Return the data word for word. Pictures are to be omitted.

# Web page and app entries

++++++

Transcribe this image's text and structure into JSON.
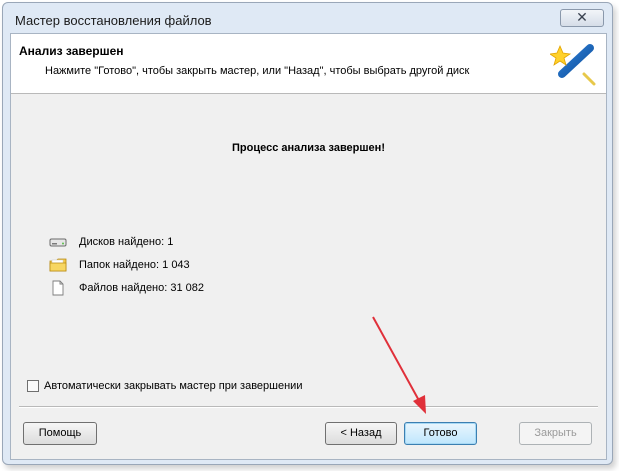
{
  "window": {
    "title": "Мастер восстановления файлов",
    "close_label": "✕"
  },
  "header": {
    "title": "Анализ завершен",
    "subtitle": "Нажмите \"Готово\", чтобы закрыть мастер, или \"Назад\", чтобы выбрать другой диск",
    "icon": "magic-wand-icon"
  },
  "main": {
    "status_title": "Процесс анализа завершен!",
    "stats": [
      {
        "icon": "disk-icon",
        "label": "Дисков найдено: 1"
      },
      {
        "icon": "folder-icon",
        "label": "Папок найдено: 1 043"
      },
      {
        "icon": "file-icon",
        "label": "Файлов найдено: 31 082"
      }
    ]
  },
  "options": {
    "auto_close_label": "Автоматически закрывать мастер при завершении",
    "auto_close_checked": false
  },
  "buttons": {
    "help": "Помощь",
    "back": "< Назад",
    "finish": "Готово",
    "close": "Закрыть"
  },
  "colors": {
    "annotation_arrow": "#e0303a",
    "primary_button_border": "#3c7fb1"
  }
}
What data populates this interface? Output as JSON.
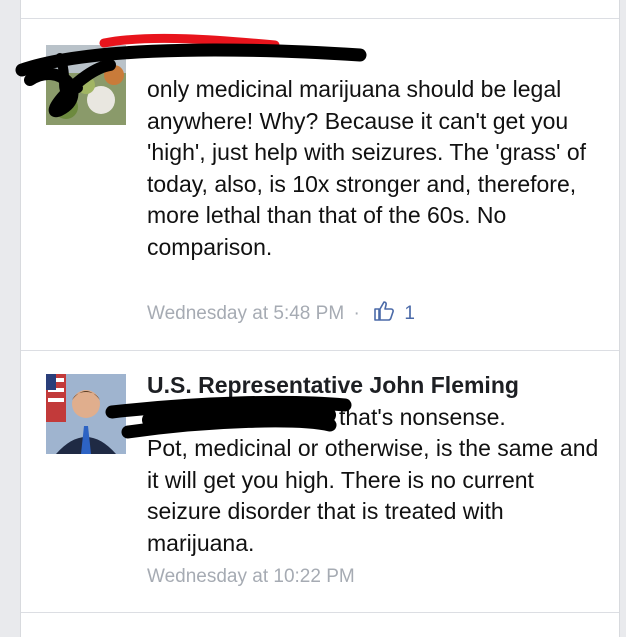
{
  "comments": [
    {
      "author": "",
      "text": "only medicinal marijuana should be legal anywhere! Why? Because it can't get you 'high', just help with seizures. The 'grass' of today, also, is 10x stronger and, therefore, more lethal than that of the 60s. No comparison.",
      "timestamp": "Wednesday at 5:48 PM",
      "separator": "·",
      "like_icon": "thumbs-up-icon",
      "likes": "1",
      "redacted": true
    },
    {
      "author": "U.S. Representative John Fleming",
      "reply_suffix": "that's nonsense.",
      "text": "Pot, medicinal or otherwise, is the same and it will get you high. There is no current seizure disorder that is treated with marijuana.",
      "timestamp": "Wednesday at 10:22 PM",
      "mention_redacted": true
    }
  ],
  "colors": {
    "background": "#e9eaed",
    "text": "#111111",
    "timestamp": "#a6abb3",
    "like_blue": "#4b6aa8",
    "redaction_black": "#000000",
    "redaction_red": "#e8141c"
  }
}
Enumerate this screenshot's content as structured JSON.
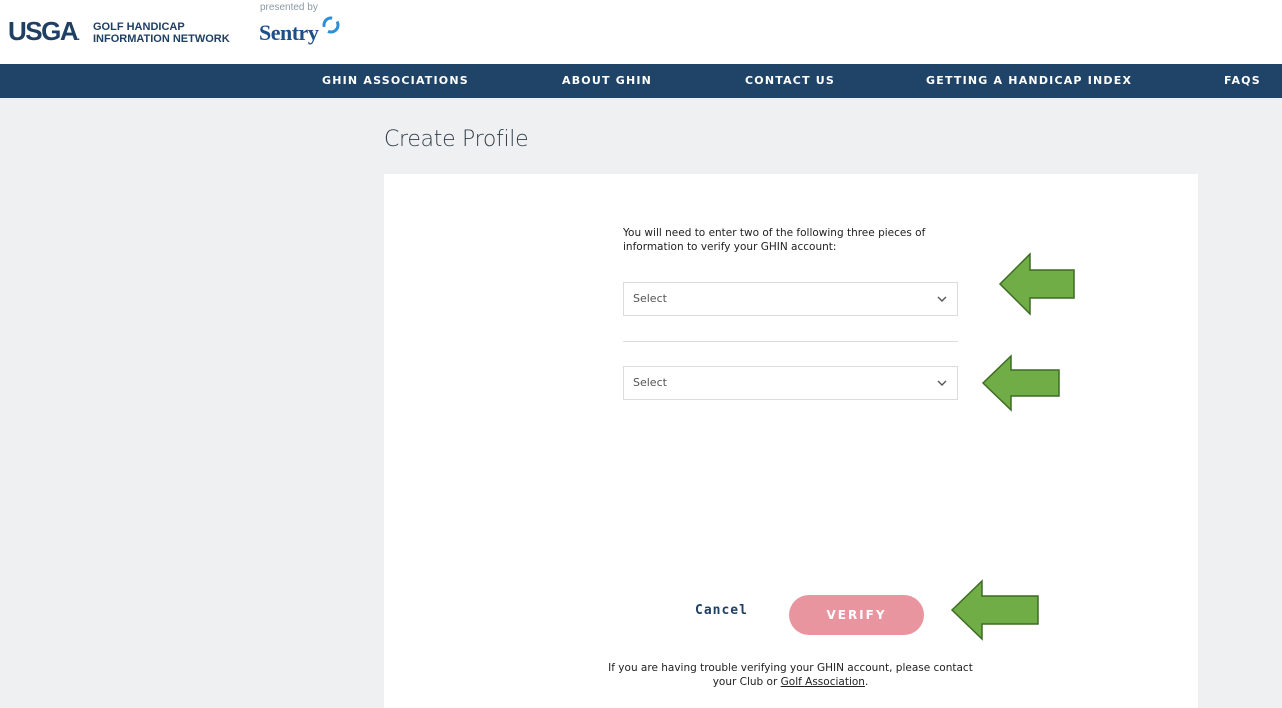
{
  "header": {
    "logo_text": "USGA",
    "logo_dot": ".",
    "network_line1": "GOLF HANDICAP",
    "network_line2": "INFORMATION NETWORK",
    "presented_by": "presented by",
    "sponsor": "Sentry"
  },
  "nav": {
    "items": [
      "GHIN ASSOCIATIONS",
      "ABOUT GHIN",
      "CONTACT US",
      "GETTING A HANDICAP INDEX",
      "FAQS"
    ]
  },
  "page": {
    "title": "Create Profile",
    "instructions": "You will need to enter two of the following three pieces of information to verify your GHIN account:",
    "select1": "Select",
    "select2": "Select",
    "cancel_label": "Cancel",
    "verify_label": "VERIFY",
    "help_text": "If you are having trouble verifying your GHIN account, please contact your Club or",
    "help_link": "Golf Association",
    "help_end": "."
  },
  "colors": {
    "nav_bg": "#1f4468",
    "page_bg": "#eff0f2",
    "verify_bg": "#e8959f",
    "arrow_fill": "#70ad47",
    "arrow_stroke": "#3e6b23"
  },
  "icons": {
    "chevron": "chevron-down-icon",
    "arrow": "left-arrow-annotation"
  }
}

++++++

# Output for this task
Transcribe this image's text and structure into JSON.
{
  "window": {
    "title": "Мастер восстановления файлов",
    "close_label": "✕"
  },
  "header": {
    "title": "Анализ завершен",
    "subtitle": "Нажмите \"Готово\", чтобы закрыть мастер, или \"Назад\", чтобы выбрать другой диск",
    "icon": "magic-wand-icon"
  },
  "main": {
    "status_title": "Процесс анализа завершен!",
    "stats": [
      {
        "icon": "disk-icon",
        "label": "Дисков найдено: 1"
      },
      {
        "icon": "folder-icon",
        "label": "Папок найдено: 1 043"
      },
      {
        "icon": "file-icon",
        "label": "Файлов найдено: 31 082"
      }
    ]
  },
  "options": {
    "auto_close_label": "Автоматически закрывать мастер при завершении",
    "auto_close_checked": false
  },
  "buttons": {
    "help": "Помощь",
    "back": "< Назад",
    "finish": "Готово",
    "close": "Закрыть"
  },
  "colors": {
    "annotation_arrow": "#e0303a",
    "primary_button_border": "#3c7fb1"
  }
}
What data populates this interface? Output as JSON.
{
  "comments": [
    {
      "author": "",
      "text": "only medicinal marijuana should be legal anywhere! Why? Because it can't get you 'high', just help with seizures. The 'grass' of today, also, is 10x stronger and, therefore, more lethal than that of the 60s. No comparison.",
      "timestamp": "Wednesday at 5:48 PM",
      "separator": "·",
      "like_icon": "thumbs-up-icon",
      "likes": "1",
      "redacted": true
    },
    {
      "author": "U.S. Representative John Fleming",
      "reply_suffix": "that's nonsense.",
      "text": "Pot, medicinal or otherwise, is the same and it will get you high. There is no current seizure disorder that is treated with marijuana.",
      "timestamp": "Wednesday at 10:22 PM",
      "mention_redacted": true
    }
  ],
  "colors": {
    "background": "#e9eaed",
    "text": "#111111",
    "timestamp": "#a6abb3",
    "like_blue": "#4b6aa8",
    "redaction_black": "#000000",
    "redaction_red": "#e8141c"
  }
}
Enumerate this screenshot's content as structured JSON.
{
  "header": {
    "logo_text": "USGA",
    "logo_dot": ".",
    "network_line1": "GOLF HANDICAP",
    "network_line2": "INFORMATION NETWORK",
    "presented_by": "presented by",
    "sponsor": "Sentry"
  },
  "nav": {
    "items": [
      "GHIN ASSOCIATIONS",
      "ABOUT GHIN",
      "CONTACT US",
      "GETTING A HANDICAP INDEX",
      "FAQS"
    ]
  },
  "page": {
    "title": "Create Profile",
    "instructions": "You will need to enter two of the following three pieces of information to verify your GHIN account:",
    "select1": "Select",
    "select2": "Select",
    "cancel_label": "Cancel",
    "verify_label": "VERIFY",
    "help_text": "If you are having trouble verifying your GHIN account, please contact your Club or",
    "help_link": "Golf Association",
    "help_end": "."
  },
  "colors": {
    "nav_bg": "#1f4468",
    "page_bg": "#eff0f2",
    "verify_bg": "#e8959f",
    "arrow_fill": "#70ad47",
    "arrow_stroke": "#3e6b23"
  },
  "icons": {
    "chevron": "chevron-down-icon",
    "arrow": "left-arrow-annotation"
  }
}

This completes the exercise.